That enabled Denmark to have a more compact team after having to change two players between attack and defence. And for a while, it looked as if this had been the right choice, as Denmark bounced back with a 3:0 unanswered run to take a three-goal lead once again (20:17).
While France constantly tried to get back and even cut the gap to a single goal with 15 minutes left, it was Denmark who prevailed in the end. And while the first half might have looked like a change of guard, with Pytlick and Gidsel running the show, the second one had a different face.
The 31-year-old centre back Rasmus Lauge Schmidt missed five matches due to injury in this championship and his condition was still questionable before the final. Yet after scoring two goals in the first half, Lauge really took off in the second part, being virtually unstoppable.
In his previous three matches at Poland/Sweden 2023, Lauge failed to score a goal. On the biggest of occasions, he rose up to the challenge, took on the mantle of the leader and delivered a magnificent second half to finish the match with 10 goals. He was only the sixth player in history to score in double digits in the final of the IHF Men’s World Championship, delivering a vintage performance, one of the best, if not the best, in his career.
On top of that, Denmark also used centre back Mads Mensah Larsen in crucial moments, as he scored twice, keeping the dream alive. Simon Pytlick chose the clutch moments to deliver some goals, finishing the match with nine goals.
It proved too much depth for a battered France, whose dream was in tatters after Niklas Landin saved Melvyn Richardson’s penalty with two minutes left, keeping Denmark on a three-goal lead (32:29) which proved to be unassailable.
Denmark eventually sealed a 34:29 win, proving too strong for France, who lost their second final in eight tries at the IHF Men’s World Championship, taking only their second silver medal.
But for Denmark, this night in the Tele2 Arena in Stockholm watched by 23,050 fans proved to be historic. The Scandinavian side not only extended their unbeaten streak to 28 matches at the IHF Men’s World Championship, a record for the competition, but they also secured the third world title in a row.

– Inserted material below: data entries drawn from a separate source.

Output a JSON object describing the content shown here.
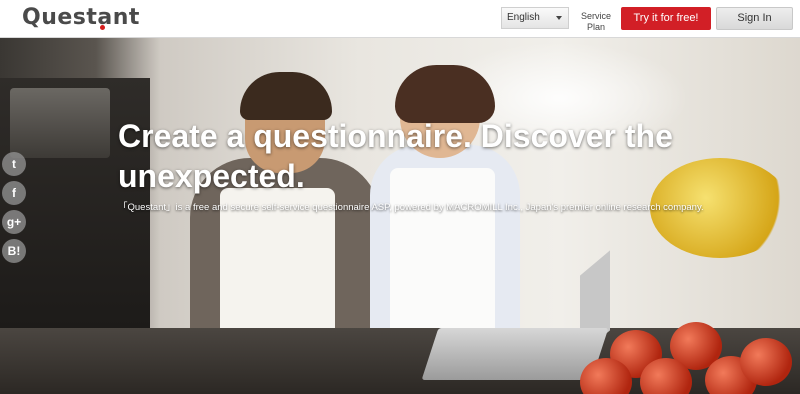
{
  "header": {
    "logo_text": "Questant",
    "language_selected": "English",
    "service_plan_line1": "Service",
    "service_plan_line2": "Plan",
    "try_button": "Try it for free!",
    "signin_button": "Sign In"
  },
  "hero": {
    "headline_line1": "Create a questionnaire. Discover the",
    "headline_line2": "unexpected.",
    "subline": "「Questant」is a free and secure self-service questionnaire ASP, powered by MACROMILL Inc., Japan's premier online research company."
  },
  "social": [
    {
      "icon": "twitter-icon",
      "glyph": "t"
    },
    {
      "icon": "facebook-icon",
      "glyph": "f"
    },
    {
      "icon": "google-plus-icon",
      "glyph": "g+"
    },
    {
      "icon": "hatena-bookmark-icon",
      "glyph": "B!"
    }
  ],
  "colors": {
    "brand_red": "#d21f26",
    "logo_gray": "#4a4a4a"
  }
}
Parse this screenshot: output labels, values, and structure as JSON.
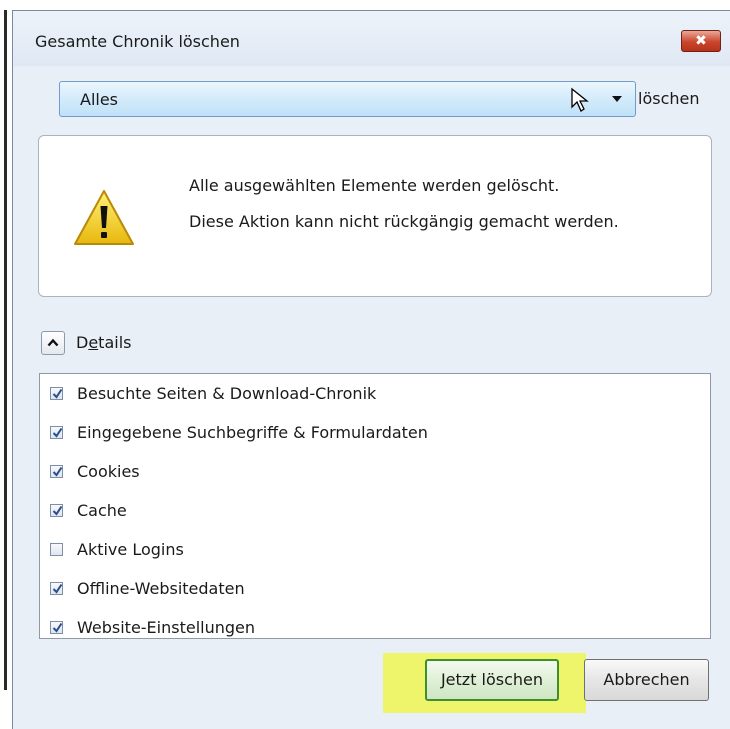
{
  "window": {
    "title": "Gesamte Chronik löschen",
    "close_icon": "close-icon",
    "close_label": "✖"
  },
  "range": {
    "selected": "Alles",
    "suffix_label": "löschen"
  },
  "warning": {
    "line1": "Alle ausgewählten Elemente werden gelöscht.",
    "line2": "Diese Aktion kann nicht rückgängig gemacht werden.",
    "icon": "warning-icon"
  },
  "details": {
    "label_prefix": "D",
    "label_mnemonic": "e",
    "label_suffix": "tails",
    "expanded": true
  },
  "items": [
    {
      "label": "Besuchte Seiten & Download-Chronik",
      "checked": true
    },
    {
      "label": "Eingegebene Suchbegriffe & Formulardaten",
      "checked": true
    },
    {
      "label": "Cookies",
      "checked": true
    },
    {
      "label": "Cache",
      "checked": true
    },
    {
      "label": "Aktive Logins",
      "checked": false
    },
    {
      "label": "Offline-Websitedaten",
      "checked": true
    },
    {
      "label": "Website-Einstellungen",
      "checked": true
    }
  ],
  "buttons": {
    "confirm": "Jetzt löschen",
    "cancel": "Abbrechen"
  },
  "colors": {
    "highlight": "#eef56a",
    "dialog_bg": "#e9eff7",
    "close_red": "#c9462c"
  }
}
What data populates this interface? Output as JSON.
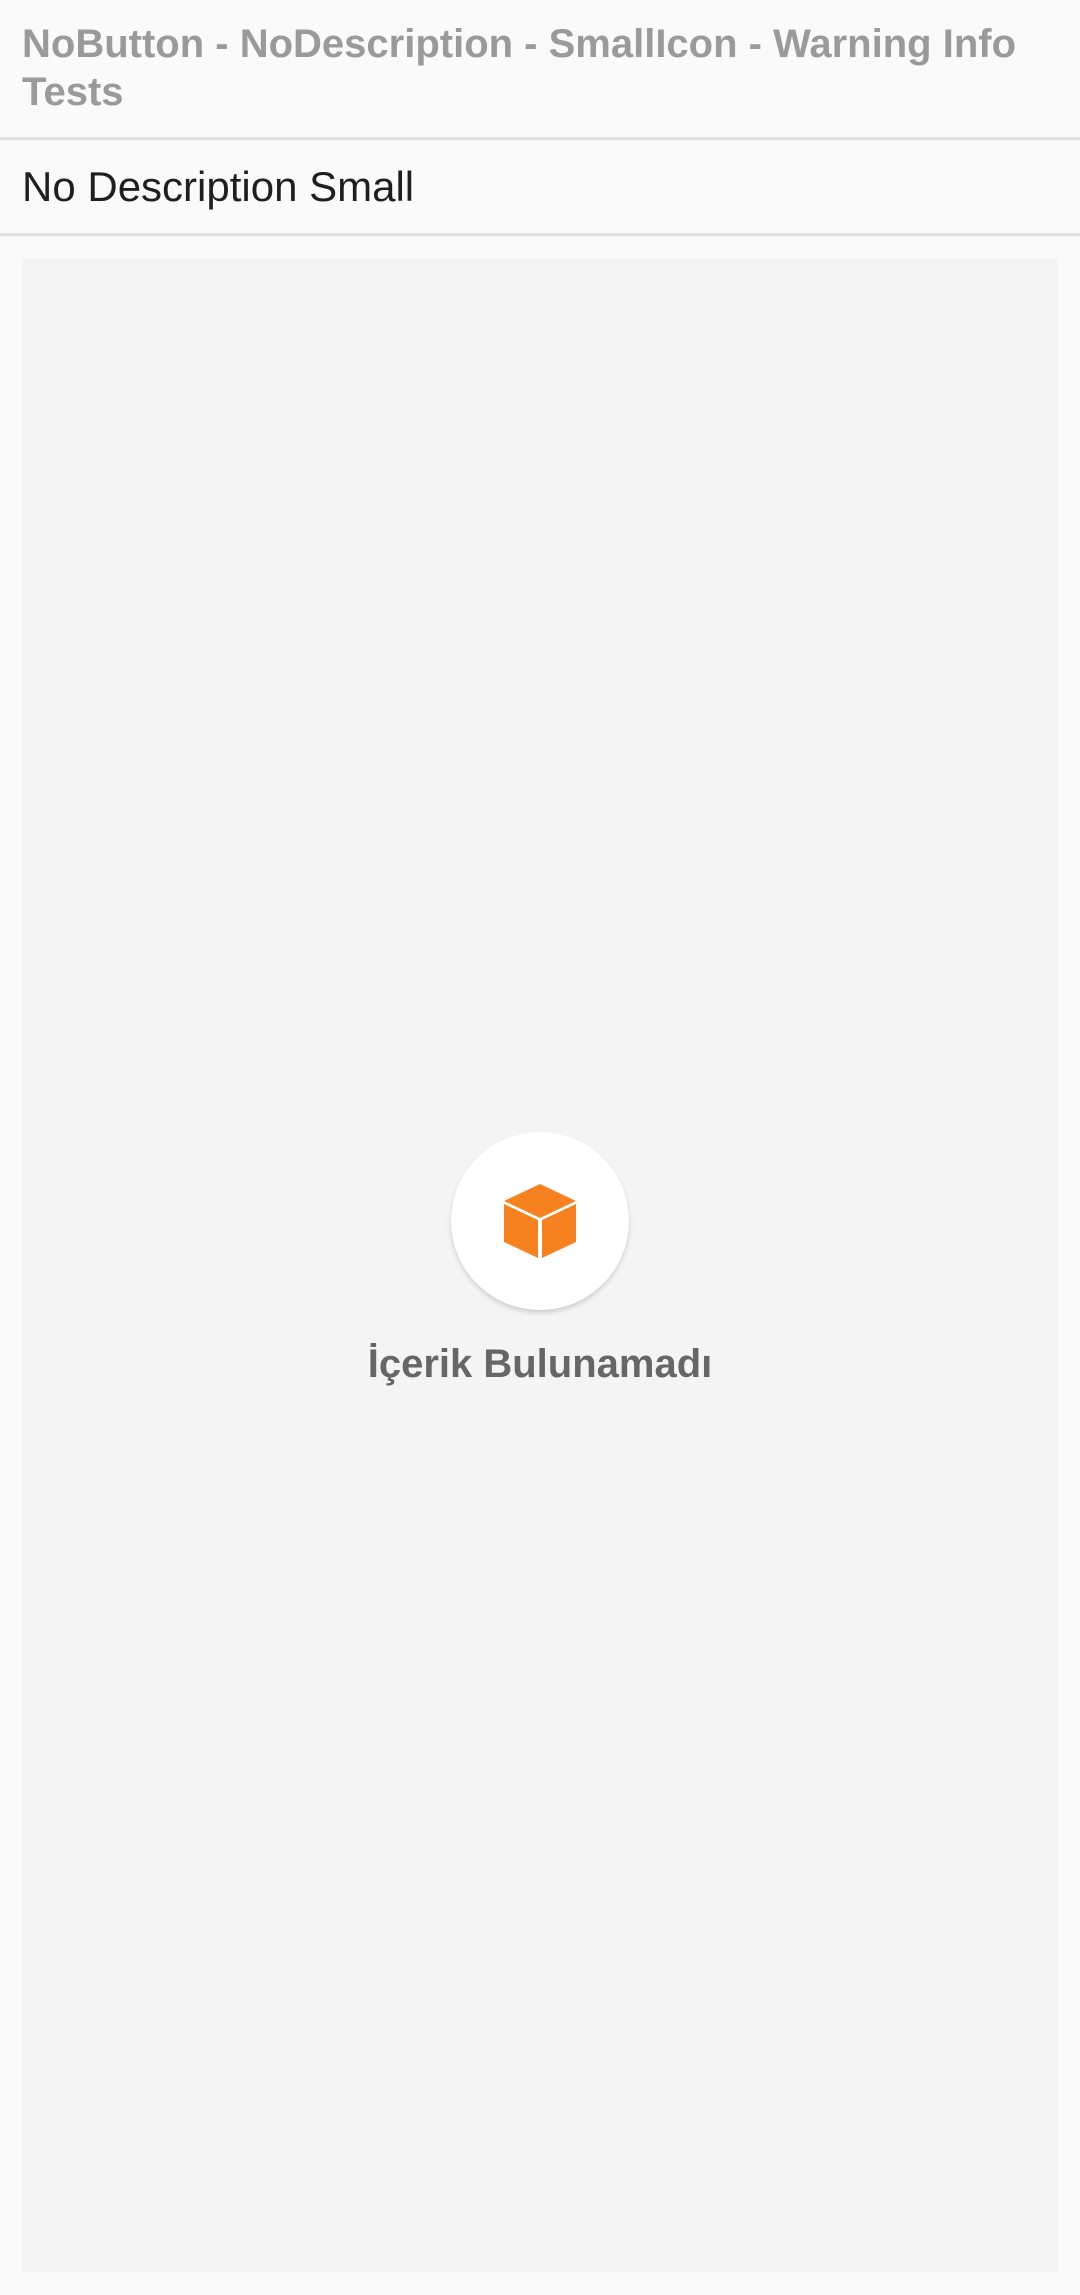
{
  "header": {
    "title": "NoButton - NoDescription - SmallIcon - Warning Info Tests"
  },
  "subheader": {
    "title": "No Description Small"
  },
  "empty_state": {
    "icon": "box-icon",
    "icon_color": "#f5821f",
    "message": "İçerik Bulunamadı"
  }
}
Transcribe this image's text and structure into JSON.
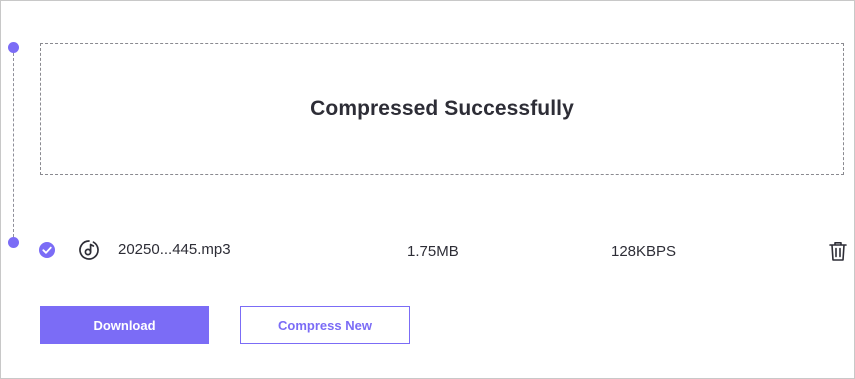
{
  "status": {
    "title": "Compressed Successfully"
  },
  "file": {
    "name": "20250...445.mp3",
    "size": "1.75MB",
    "bitrate": "128KBPS",
    "status_icon": "check-circle-icon",
    "type_icon": "music-disc-icon",
    "delete_icon": "trash-icon"
  },
  "actions": {
    "download_label": "Download",
    "compress_new_label": "Compress New"
  },
  "colors": {
    "accent": "#7b6cf6",
    "text": "#2d2d36",
    "border": "#c8c8c8"
  }
}
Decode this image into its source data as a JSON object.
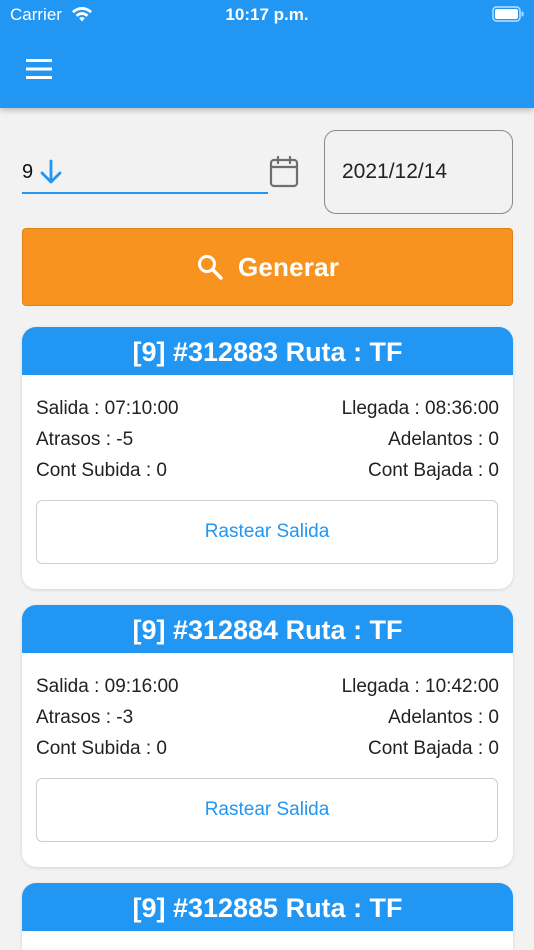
{
  "status_bar": {
    "carrier": "Carrier",
    "time": "10:17 p.m."
  },
  "app_bar": {
    "menu_icon": "hamburger-menu-icon"
  },
  "filters": {
    "route_value": "9",
    "route_icon": "arrow-down-icon",
    "calendar_icon": "calendar-icon",
    "date_value": "2021/12/14"
  },
  "generate_button": {
    "label": "Generar",
    "icon": "search-icon",
    "color": "#f7931e"
  },
  "colors": {
    "primary": "#2196f3",
    "accent": "#f7931e"
  },
  "cards": [
    {
      "title": "[9] #312883 Ruta : TF",
      "salida": "Salida : 07:10:00",
      "llegada": "Llegada : 08:36:00",
      "atrasos": "Atrasos : -5",
      "adelantos": "Adelantos : 0",
      "cont_subida": "Cont Subida : 0",
      "cont_bajada": "Cont Bajada : 0",
      "track_label": "Rastear Salida"
    },
    {
      "title": "[9] #312884 Ruta : TF",
      "salida": "Salida : 09:16:00",
      "llegada": "Llegada : 10:42:00",
      "atrasos": "Atrasos : -3",
      "adelantos": "Adelantos : 0",
      "cont_subida": "Cont Subida : 0",
      "cont_bajada": "Cont Bajada : 0",
      "track_label": "Rastear Salida"
    },
    {
      "title": "[9] #312885 Ruta : TF"
    }
  ]
}
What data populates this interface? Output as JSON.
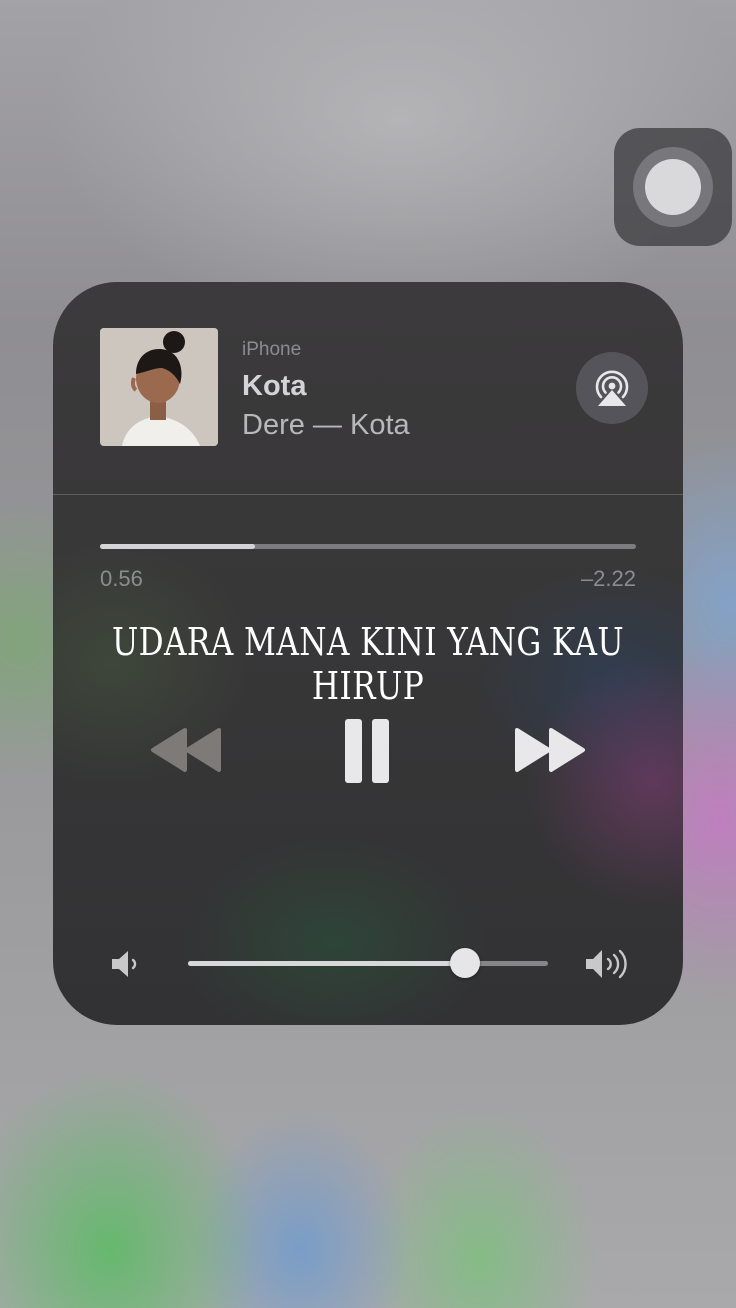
{
  "now_playing": {
    "source": "iPhone",
    "title": "Kota",
    "subtitle": "Dere — Kota",
    "elapsed": "0.56",
    "remaining": "–2.22",
    "progress": 0.29
  },
  "lyric": "UDARA MANA KINI YANG KAU HIRUP",
  "volume": {
    "level": 0.77
  },
  "icons": {
    "corner": "screen-record-icon",
    "airplay": "airplay-audio-icon",
    "rewind": "rewind-icon",
    "pause": "pause-icon",
    "forward": "fast-forward-icon",
    "volume_low": "speaker-low-icon",
    "volume_high": "speaker-high-icon"
  },
  "colors": {
    "panel": "#3a393b",
    "control": "#e8e8ea",
    "control_disabled": "#7e7a78"
  }
}
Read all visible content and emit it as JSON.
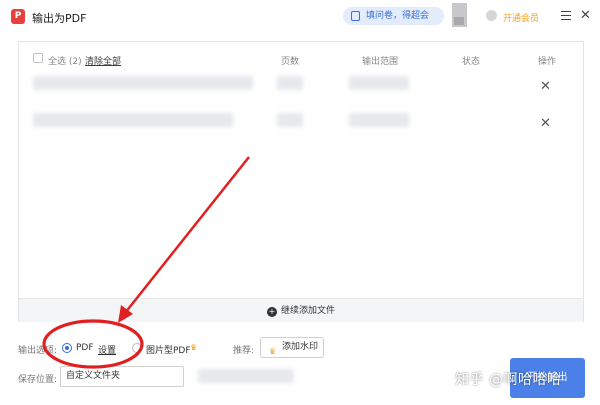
{
  "window": {
    "title": "输出为PDF",
    "survey_label": "填问卷，得超会",
    "member_label": "开通会员"
  },
  "table": {
    "select_all": "全选 (2)",
    "clear_all": "清除全部",
    "headers": {
      "pages": "页数",
      "range": "输出范围",
      "status": "状态",
      "action": "操作"
    },
    "rows": [
      {
        "remove_icon": "close-icon"
      },
      {
        "remove_icon": "close-icon"
      }
    ]
  },
  "add_more_label": "继续添加文件",
  "options": {
    "output_label": "输出选项:",
    "pdf_label": "PDF",
    "settings_label": "设置",
    "image_pdf_label": "图片型PDF",
    "recommend_label": "推荐:",
    "watermark_label": "添加水印",
    "save_label": "保存位置:",
    "folder_value": "自定义文件夹"
  },
  "start_label": "开始输出",
  "overlay_watermark": "知乎 @啊哈哈哈",
  "colors": {
    "accent": "#3a6bd8",
    "annotation": "#e02020",
    "member": "#f0a020"
  }
}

It is a feature never achieved by any side, with France and Romania having previously clinched the title twice. It was also Denmark’s seventh medal at the World Championship, with only Sweden and France – 12 medals each – achieving more.